Appeal from the Order of the Workmen's Compensation Appeal Board in case of Ann Marie Hudack v. Livingston Club, No. A-71485.
Michael Prokup, with him Stamberg, Caplan & Calnan, for petitioner.
David G. Welty, for respondent.
President Judge Bowman and Judges Mencer and Blatt, sitting as a panel of three. Opinion by Judge Mencer.
[ 32 Pa. Commw. Page 509]
Ann Marie Hudack (claimant) appeals from a decision of the Workmen's Compensation Appeal Board (Board) affirming a referee's denial of compensation for a heart attack allegedly suffered by the claimant while at work on September 25, 1974. We affirm.
Claimant was employed as a waitress by the Livingston Club. For two weeks prior to September 25, 1974, claimant had been experiencing chest pains which were subsequently diagnosed as manifestations of a pre-existing progressive heart disease known as myocardial ischemia. On the day in question, while claimant was ascending a flight of stairs in the course of her employment, she experienced a severe pain in her chest which required her to sit down on the steps for about five minutes. Claimant worked the rest of the day as scheduled and consulted her family physician the next day. On October 4, 1974, claimant was examined by a cardiologist, Dr. Theodore Donmoyer, who concluded that she had suffered a myocardial infarction (heart attack) at some time during the preceding two weeks.
Heart attacks are compensable injuries under Section 301(c) of The Pennsylvania Workmen's Compensation Act (Act), Act of June 2, 1915, P.L. 736, as amended, 77 P.S. § 411(1), if they (1) arise in the course of employment and (2) are related thereto. Workmen's Compensation Appeal Board v. Auto Express, Inc., 21 Pa. Commonwealth Ct. 559, 346 A.2d
[ 32 Pa. Commw. Page 510829]
(1975). The second element has been interpreted to mean that a claimant must show a causal connection between his work and his heart attack. Workmen's Compensation Appeal Board v. Jeddo Highland Coal Co., 19 Pa. Commonwealth Ct. 90, 94, 338 A.2d 744, 747 (1975). Where this causal connection is not obvious, it must be established by unequivocal medical testimony. Heffer v. GAF Corp., 29 Pa. Commonwealth Ct. 365, 370 A.2d 1254 (1977).
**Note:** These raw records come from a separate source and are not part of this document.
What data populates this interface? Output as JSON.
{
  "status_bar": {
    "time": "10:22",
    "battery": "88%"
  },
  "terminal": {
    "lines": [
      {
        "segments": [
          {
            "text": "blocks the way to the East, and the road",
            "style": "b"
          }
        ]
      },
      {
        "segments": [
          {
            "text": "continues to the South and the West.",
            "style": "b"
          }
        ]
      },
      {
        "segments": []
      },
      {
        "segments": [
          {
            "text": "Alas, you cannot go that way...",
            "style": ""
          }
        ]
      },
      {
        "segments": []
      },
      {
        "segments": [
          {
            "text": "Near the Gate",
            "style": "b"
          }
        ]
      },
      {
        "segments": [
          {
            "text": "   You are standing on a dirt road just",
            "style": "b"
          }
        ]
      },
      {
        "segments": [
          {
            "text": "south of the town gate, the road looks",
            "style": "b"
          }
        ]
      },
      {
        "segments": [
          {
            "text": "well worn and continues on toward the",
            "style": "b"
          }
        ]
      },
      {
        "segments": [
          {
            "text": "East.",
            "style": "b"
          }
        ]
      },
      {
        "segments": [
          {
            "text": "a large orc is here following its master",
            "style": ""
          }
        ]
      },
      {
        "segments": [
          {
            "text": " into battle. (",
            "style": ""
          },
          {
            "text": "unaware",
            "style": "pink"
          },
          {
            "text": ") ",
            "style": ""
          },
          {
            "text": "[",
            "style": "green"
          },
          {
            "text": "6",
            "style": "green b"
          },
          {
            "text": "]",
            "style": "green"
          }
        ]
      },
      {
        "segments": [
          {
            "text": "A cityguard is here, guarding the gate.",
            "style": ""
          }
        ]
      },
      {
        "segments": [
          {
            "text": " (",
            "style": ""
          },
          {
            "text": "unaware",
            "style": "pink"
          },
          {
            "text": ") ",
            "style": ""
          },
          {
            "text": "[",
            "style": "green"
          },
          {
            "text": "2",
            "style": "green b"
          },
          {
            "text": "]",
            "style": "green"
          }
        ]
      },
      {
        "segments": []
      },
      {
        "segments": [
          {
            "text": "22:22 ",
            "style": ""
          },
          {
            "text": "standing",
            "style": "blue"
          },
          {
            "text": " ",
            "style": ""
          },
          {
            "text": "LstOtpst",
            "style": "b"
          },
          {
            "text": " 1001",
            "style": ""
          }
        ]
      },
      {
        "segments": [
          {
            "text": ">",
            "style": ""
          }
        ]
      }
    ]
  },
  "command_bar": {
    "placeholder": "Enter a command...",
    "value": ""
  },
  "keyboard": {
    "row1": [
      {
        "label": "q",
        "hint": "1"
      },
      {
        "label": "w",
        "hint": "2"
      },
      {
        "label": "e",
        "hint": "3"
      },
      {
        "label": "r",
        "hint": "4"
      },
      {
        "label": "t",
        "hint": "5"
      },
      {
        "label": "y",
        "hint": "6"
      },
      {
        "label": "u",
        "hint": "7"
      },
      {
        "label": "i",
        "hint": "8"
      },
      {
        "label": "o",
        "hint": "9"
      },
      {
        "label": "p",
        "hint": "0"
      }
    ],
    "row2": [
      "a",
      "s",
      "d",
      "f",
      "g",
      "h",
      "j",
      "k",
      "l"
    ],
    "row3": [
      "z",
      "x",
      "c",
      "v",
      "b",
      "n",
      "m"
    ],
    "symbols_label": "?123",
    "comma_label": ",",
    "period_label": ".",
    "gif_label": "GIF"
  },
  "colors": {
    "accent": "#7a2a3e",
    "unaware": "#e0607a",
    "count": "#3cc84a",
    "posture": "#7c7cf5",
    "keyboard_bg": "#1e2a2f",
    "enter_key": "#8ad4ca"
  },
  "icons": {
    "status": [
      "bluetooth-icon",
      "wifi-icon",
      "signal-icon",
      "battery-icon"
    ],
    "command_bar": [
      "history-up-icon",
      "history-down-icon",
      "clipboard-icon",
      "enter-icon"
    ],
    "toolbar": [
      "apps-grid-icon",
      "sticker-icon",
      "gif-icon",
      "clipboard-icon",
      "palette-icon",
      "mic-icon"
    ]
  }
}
In this case, the referee found, and the Board agreed, that the claimant failed to establish that her heart attack was causally connected to her employment. Claimant contends that the referee and the Board capriciously disregarded the testimony of claimant's cardiologist, Dr. Donmoyer, in reaching this conclusion.*fn1 However, the only testimony concerning causation is so ambiguous and uncertain in nature that we cannot conclude that the referee erred in deciding that the claimant had not established the necessary causal connection.
When asked whether, in his opinion, the claimant's exertion at work was a cause of the myocardial infarction, Dr. Donmoyer's reply was not entirely responsive to the question: "Well at any rate, ascending the stairs is a typical form of effort to cause pain in coronary disease and indeed with ...